Margaret and Matilda Roumania Peters grew up in Washington D.C. playing tennis in local parks. They played so well as a doubles duo, they were scouted by the tennis coach at Tuskegee University.
The sisters stuck by each other no matter what. Margaret, the oldest, waited for her sister to graduate high school so they could enroll at Tuskegee together. They began playing for the American Tennis Association, a league formed for Black tennis players. The sisters made the Association a household name.
They dominated the league winning 14 doubles championships. Their accomplishments were massive but their influence was greater. As they were ascending the ranks, they inspired a young player named Althea Gibson. Gibson broke the color barrier as the first Black woman to play in the U.S. nationals.
When Althea Gibson made history, the Peters sisters were in their 30s. They understood that their love for tennis paved the way for Black women to dominate for years to come.

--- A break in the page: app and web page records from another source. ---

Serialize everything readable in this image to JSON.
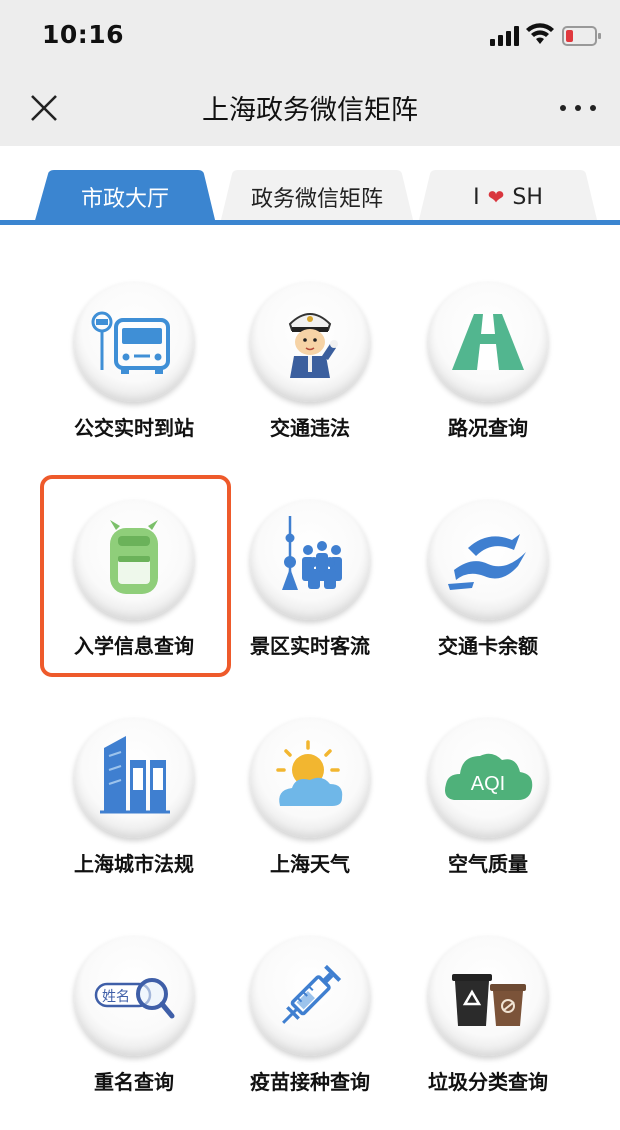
{
  "status_bar": {
    "time": "10:16"
  },
  "navbar": {
    "title": "上海政务微信矩阵"
  },
  "tabs": [
    {
      "label": "市政大厅",
      "active": true
    },
    {
      "label": "政务微信矩阵",
      "active": false
    },
    {
      "label_left": "I",
      "label_right": "SH",
      "active": false
    }
  ],
  "colors": {
    "accent": "#3b85d0",
    "highlight": "#ee5a2b",
    "nav_bg": "#ededed"
  },
  "services": [
    {
      "label": "公交实时到站",
      "icon": "bus-stop-icon"
    },
    {
      "label": "交通违法",
      "icon": "traffic-police-icon"
    },
    {
      "label": "路况查询",
      "icon": "road-icon"
    },
    {
      "label": "入学信息查询",
      "icon": "backpack-icon",
      "highlighted": true
    },
    {
      "label": "景区实时客流",
      "icon": "crowd-tower-icon"
    },
    {
      "label": "交通卡余额",
      "icon": "transport-card-icon"
    },
    {
      "label": "上海城市法规",
      "icon": "law-buildings-icon"
    },
    {
      "label": "上海天气",
      "icon": "weather-icon"
    },
    {
      "label": "空气质量",
      "icon": "aqi-cloud-icon",
      "icon_text": "AQI"
    },
    {
      "label": "重名查询",
      "icon": "name-search-icon",
      "icon_text": "姓名"
    },
    {
      "label": "疫苗接种查询",
      "icon": "syringe-icon"
    },
    {
      "label": "垃圾分类查询",
      "icon": "trash-bins-icon"
    }
  ]
}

Chasing our dreams and passions is vital to our collective liberation. The Peters sisters remind us that we have a duty to live and dream because you never know who you could inspire with your own journey.